Blog Posts: January 2017
On inauguration day in 1961, I was 11 going on 12. I was home sick, under a blanket, in my grandmother’s parlor. She lived in Independence, Missouri in the white Victorian house her parents built in the 1880s. Her house was a few blocks from the Truman home. She was born in 1884, when Chester A. Arthur was president. He succeeded President James A. Garfield, assassinated in 1881.
She was a kind, quiet widow who took in roomers during the Depression. I don’t recall her ever saying anything unkind to or about anyone. I was convinced the house was haunted.
On the day the young president stepped to the microphone, I was watching a small black and white Philco. I recall that speech, and that room, as vividly as I remember the other images and feelings that came later, on the day he died.
It was bitterly cold on the day of the inauguration. Kennedy did not wear a hat. As he spoke, I sat up, deeply inspired and didn’t know why. It was not what he said, it was how he said it. Even with his flaws, Kennedy lifted us up, made us feel that we were a better people.
Barack Obama was born six months later.
Many years later, I was in a high school auditorium on Chicago’s South Side.
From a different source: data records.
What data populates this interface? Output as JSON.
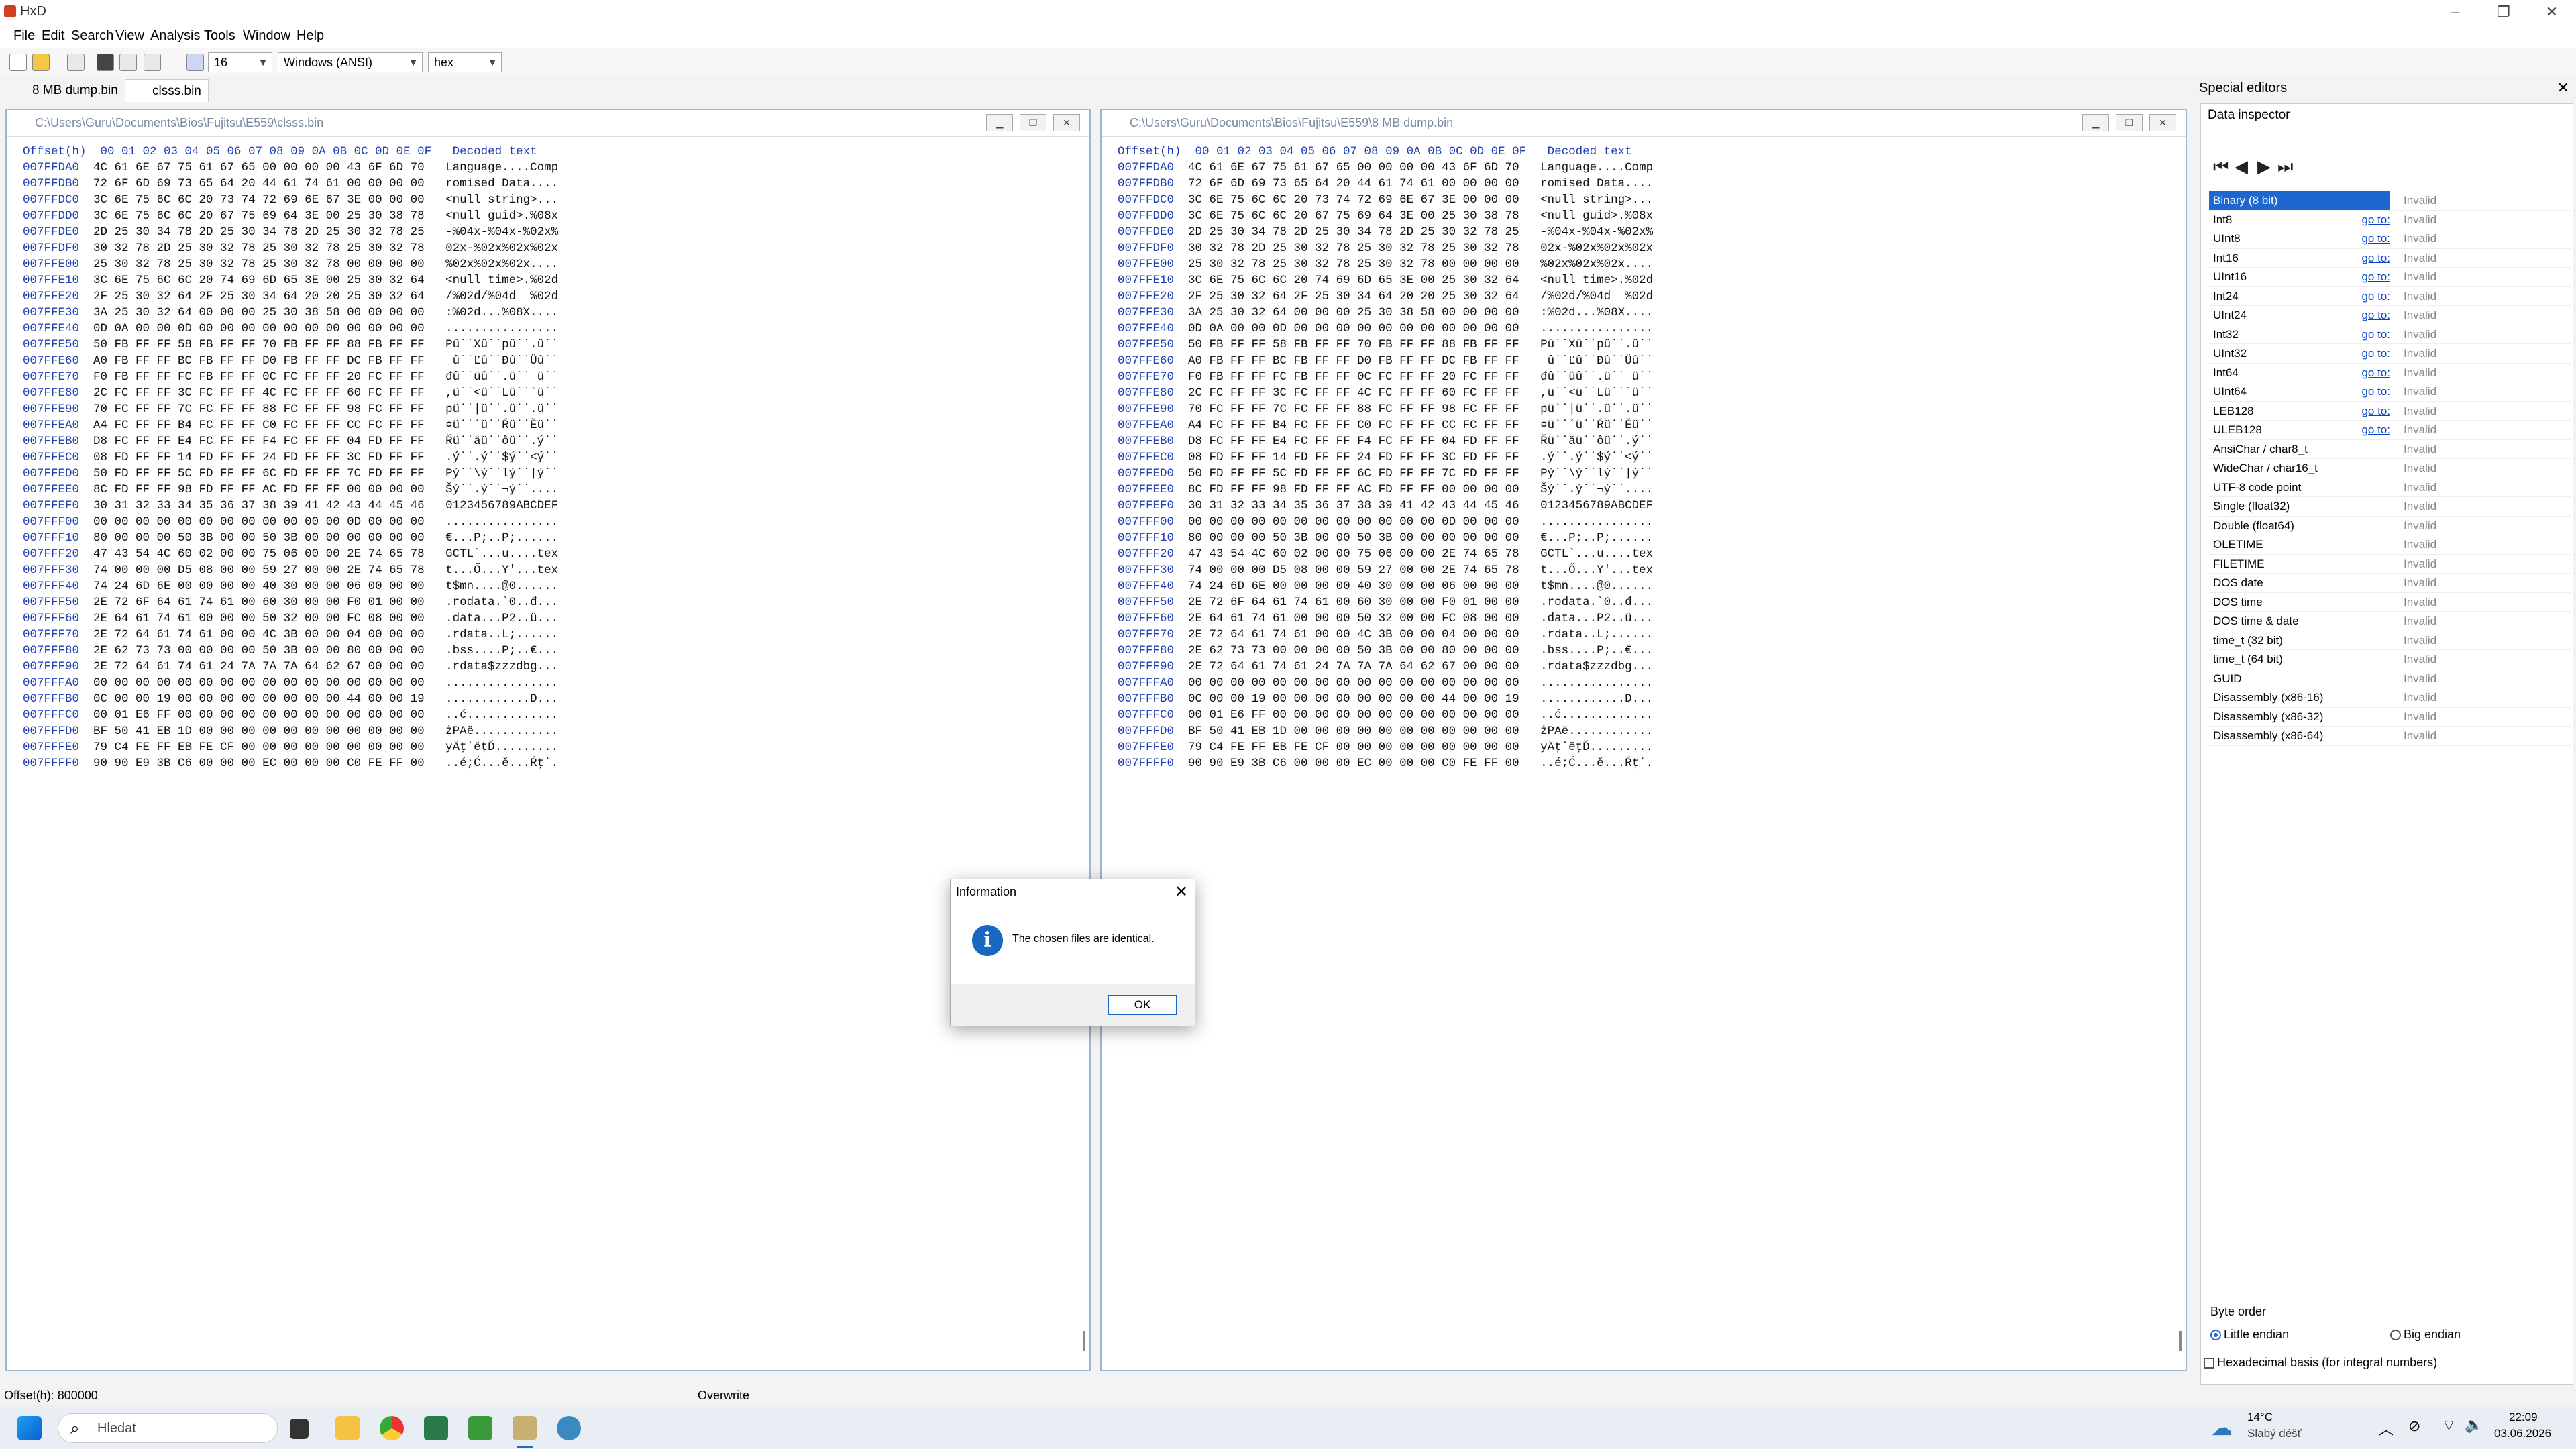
{
  "window": {
    "title": "HxD"
  },
  "menu": [
    "File",
    "Edit",
    "Search",
    "View",
    "Analysis",
    "Tools",
    "Window",
    "Help"
  ],
  "toolbar": {
    "columns": "16",
    "charset": "Windows (ANSI)",
    "mode": "hex"
  },
  "tabs": [
    "8 MB dump.bin",
    "clsss.bin"
  ],
  "header": "Offset(h)  00 01 02 03 04 05 06 07 08 09 0A 0B 0C 0D 0E 0F   Decoded text",
  "left_doc": {
    "path": "C:\\Users\\Guru\\Documents\\Bios\\Fujitsu\\E559\\clsss.bin"
  },
  "right_doc": {
    "path": "C:\\Users\\Guru\\Documents\\Bios\\Fujitsu\\E559\\8 MB dump.bin"
  },
  "rows": [
    [
      "007FFDA0",
      "4C 61 6E 67 75 61 67 65 00 00 00 00 43 6F 6D 70",
      "Language....Comp"
    ],
    [
      "007FFDB0",
      "72 6F 6D 69 73 65 64 20 44 61 74 61 00 00 00 00",
      "romised Data...."
    ],
    [
      "007FFDC0",
      "3C 6E 75 6C 6C 20 73 74 72 69 6E 67 3E 00 00 00",
      "<null string>..."
    ],
    [
      "007FFDD0",
      "3C 6E 75 6C 6C 20 67 75 69 64 3E 00 25 30 38 78",
      "<null guid>.%08x"
    ],
    [
      "007FFDE0",
      "2D 25 30 34 78 2D 25 30 34 78 2D 25 30 32 78 25",
      "-%04x-%04x-%02x%"
    ],
    [
      "007FFDF0",
      "30 32 78 2D 25 30 32 78 25 30 32 78 25 30 32 78",
      "02x-%02x%02x%02x"
    ],
    [
      "007FFE00",
      "25 30 32 78 25 30 32 78 25 30 32 78 00 00 00 00",
      "%02x%02x%02x...."
    ],
    [
      "007FFE10",
      "3C 6E 75 6C 6C 20 74 69 6D 65 3E 00 25 30 32 64",
      "<null time>.%02d"
    ],
    [
      "007FFE20",
      "2F 25 30 32 64 2F 25 30 34 64 20 20 25 30 32 64",
      "/%02d/%04d  %02d"
    ],
    [
      "007FFE30",
      "3A 25 30 32 64 00 00 00 25 30 38 58 00 00 00 00",
      ":%02d...%08X...."
    ],
    [
      "007FFE40",
      "0D 0A 00 00 0D 00 00 00 00 00 00 00 00 00 00 00",
      "................"
    ],
    [
      "007FFE50",
      "50 FB FF FF 58 FB FF FF 70 FB FF FF 88 FB FF FF",
      "Pû˙˙Xû˙˙pû˙˙.û˙˙"
    ],
    [
      "007FFE60",
      "A0 FB FF FF BC FB FF FF D0 FB FF FF DC FB FF FF",
      " û˙˙Ľû˙˙Đû˙˙Üû˙˙"
    ],
    [
      "007FFE70",
      "F0 FB FF FF FC FB FF FF 0C FC FF FF 20 FC FF FF",
      "đû˙˙üû˙˙.ü˙˙ ü˙˙"
    ],
    [
      "007FFE80",
      "2C FC FF FF 3C FC FF FF 4C FC FF FF 60 FC FF FF",
      ",ü˙˙<ü˙˙Lü˙˙`ü˙˙"
    ],
    [
      "007FFE90",
      "70 FC FF FF 7C FC FF FF 88 FC FF FF 98 FC FF FF",
      "pü˙˙|ü˙˙.ü˙˙.ü˙˙"
    ],
    [
      "007FFEA0",
      "A4 FC FF FF B4 FC FF FF C0 FC FF FF CC FC FF FF",
      "¤ü˙˙´ü˙˙Ŕü˙˙Ěü˙˙"
    ],
    [
      "007FFEB0",
      "D8 FC FF FF E4 FC FF FF F4 FC FF FF 04 FD FF FF",
      "Řü˙˙äü˙˙ôü˙˙.ý˙˙"
    ],
    [
      "007FFEC0",
      "08 FD FF FF 14 FD FF FF 24 FD FF FF 3C FD FF FF",
      ".ý˙˙.ý˙˙$ý˙˙<ý˙˙"
    ],
    [
      "007FFED0",
      "50 FD FF FF 5C FD FF FF 6C FD FF FF 7C FD FF FF",
      "Pý˙˙\\ý˙˙lý˙˙|ý˙˙"
    ],
    [
      "007FFEE0",
      "8C FD FF FF 98 FD FF FF AC FD FF FF 00 00 00 00",
      "Šý˙˙.ý˙˙¬ý˙˙...."
    ],
    [
      "007FFEF0",
      "30 31 32 33 34 35 36 37 38 39 41 42 43 44 45 46",
      "0123456789ABCDEF"
    ],
    [
      "007FFF00",
      "00 00 00 00 00 00 00 00 00 00 00 00 0D 00 00 00",
      "................"
    ],
    [
      "007FFF10",
      "80 00 00 00 50 3B 00 00 50 3B 00 00 00 00 00 00",
      "€...P;..P;......"
    ],
    [
      "007FFF20",
      "47 43 54 4C 60 02 00 00 75 06 00 00 2E 74 65 78",
      "GCTL`...u....tex"
    ],
    [
      "007FFF30",
      "74 00 00 00 D5 08 00 00 59 27 00 00 2E 74 65 78",
      "t...Ő...Y'...tex"
    ],
    [
      "007FFF40",
      "74 24 6D 6E 00 00 00 00 40 30 00 00 06 00 00 00",
      "t$mn....@0......"
    ],
    [
      "007FFF50",
      "2E 72 6F 64 61 74 61 00 60 30 00 00 F0 01 00 00",
      ".rodata.`0..đ..."
    ],
    [
      "007FFF60",
      "2E 64 61 74 61 00 00 00 50 32 00 00 FC 08 00 00",
      ".data...P2..ü..."
    ],
    [
      "007FFF70",
      "2E 72 64 61 74 61 00 00 4C 3B 00 00 04 00 00 00",
      ".rdata..L;......"
    ],
    [
      "007FFF80",
      "2E 62 73 73 00 00 00 00 50 3B 00 00 80 00 00 00",
      ".bss....P;..€..."
    ],
    [
      "007FFF90",
      "2E 72 64 61 74 61 24 7A 7A 7A 64 62 67 00 00 00",
      ".rdata$zzzdbg..."
    ],
    [
      "007FFFA0",
      "00 00 00 00 00 00 00 00 00 00 00 00 00 00 00 00",
      "................"
    ],
    [
      "007FFFB0",
      "0C 00 00 19 00 00 00 00 00 00 00 00 44 00 00 19",
      "............D..."
    ],
    [
      "007FFFC0",
      "00 01 E6 FF 00 00 00 00 00 00 00 00 00 00 00 00",
      "..ć............."
    ],
    [
      "007FFFD0",
      "BF 50 41 EB 1D 00 00 00 00 00 00 00 00 00 00 00",
      "żPAë............"
    ],
    [
      "007FFFE0",
      "79 C4 FE FF EB FE CF 00 00 00 00 00 00 00 00 00",
      "yÄţ˙ëţĎ........."
    ],
    [
      "007FFFF0",
      "90 90 E9 3B C6 00 00 00 EC 00 00 00 C0 FE FF 00",
      "..é;Ć...ě...Ŕţ˙."
    ]
  ],
  "special": {
    "title": "Special editors",
    "tab": "Data inspector"
  },
  "inspector": [
    [
      "Binary (8 bit)",
      "",
      "Invalid"
    ],
    [
      "Int8",
      "go to:",
      "Invalid"
    ],
    [
      "UInt8",
      "go to:",
      "Invalid"
    ],
    [
      "Int16",
      "go to:",
      "Invalid"
    ],
    [
      "UInt16",
      "go to:",
      "Invalid"
    ],
    [
      "Int24",
      "go to:",
      "Invalid"
    ],
    [
      "UInt24",
      "go to:",
      "Invalid"
    ],
    [
      "Int32",
      "go to:",
      "Invalid"
    ],
    [
      "UInt32",
      "go to:",
      "Invalid"
    ],
    [
      "Int64",
      "go to:",
      "Invalid"
    ],
    [
      "UInt64",
      "go to:",
      "Invalid"
    ],
    [
      "LEB128",
      "go to:",
      "Invalid"
    ],
    [
      "ULEB128",
      "go to:",
      "Invalid"
    ],
    [
      "AnsiChar / char8_t",
      "",
      "Invalid"
    ],
    [
      "WideChar / char16_t",
      "",
      "Invalid"
    ],
    [
      "UTF-8 code point",
      "",
      "Invalid"
    ],
    [
      "Single (float32)",
      "",
      "Invalid"
    ],
    [
      "Double (float64)",
      "",
      "Invalid"
    ],
    [
      "OLETIME",
      "",
      "Invalid"
    ],
    [
      "FILETIME",
      "",
      "Invalid"
    ],
    [
      "DOS date",
      "",
      "Invalid"
    ],
    [
      "DOS time",
      "",
      "Invalid"
    ],
    [
      "DOS time & date",
      "",
      "Invalid"
    ],
    [
      "time_t (32 bit)",
      "",
      "Invalid"
    ],
    [
      "time_t (64 bit)",
      "",
      "Invalid"
    ],
    [
      "GUID",
      "",
      "Invalid"
    ],
    [
      "Disassembly (x86-16)",
      "",
      "Invalid"
    ],
    [
      "Disassembly (x86-32)",
      "",
      "Invalid"
    ],
    [
      "Disassembly (x86-64)",
      "",
      "Invalid"
    ]
  ],
  "byte_order": {
    "label": "Byte order",
    "little": "Little endian",
    "big": "Big endian",
    "hexbasis": "Hexadecimal basis (for integral numbers)"
  },
  "status": {
    "offset": "Offset(h): 800000",
    "mode": "Overwrite"
  },
  "dialog": {
    "title": "Information",
    "message": "The chosen files are identical.",
    "ok": "OK"
  },
  "taskbar": {
    "search": "Hledat",
    "weather_temp": "14°C",
    "weather_desc": "Slabý déšť",
    "time": "22:09",
    "date": "03.06.2026"
  },
  "colors": {
    "accent": "#1e66d0",
    "offset": "#1f3fb3"
  }
}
I had been invited to attend Obama's announcement of a White House program that would provide a free annual pass to every 4th grader, and their entire family, to any National Park and many other federal lands and waters. Private money would be raised to provide buses for the kids least likely to experience wilderness.
Before he spoke, about 30 of us were ushered behind a curtain to meet the president.Read Full Post.
Photo by Rachel Miles, Creative Commons
riving south on Interstate 135, from Salina toward Arkansas City, I can see the giant rolls of hay that look like mammoth shredded wheat, and the long hedgerows of Osage orange trees planted as windbreaks during the Depression, now taller than I remember them.
Cream white waves of tall grass. The wind coming across, always the wind.
This is the flyover land. Jets stream far above and people with briefcases and laptop computers look down and feel glad that they are not driving across this seeming emptiness. But when you drive across north and central Kansas, particularly if you are originally from this country, you do not feel the fatigue and the tension that accumulates on urban freeways.
The land is soothing and nurturing and layered with mystery. Riding a bus across the state in the '60s, I remember awakening suddenly, a bit disoriented, sitting up in the night to see long lines of flame stretching across the Flint Hills prairie, annually burned by ranchers.
The lines of flame were galactic in their brilliance and desolation and beauty. Now, decades later, the miles fly by.Read Full Post.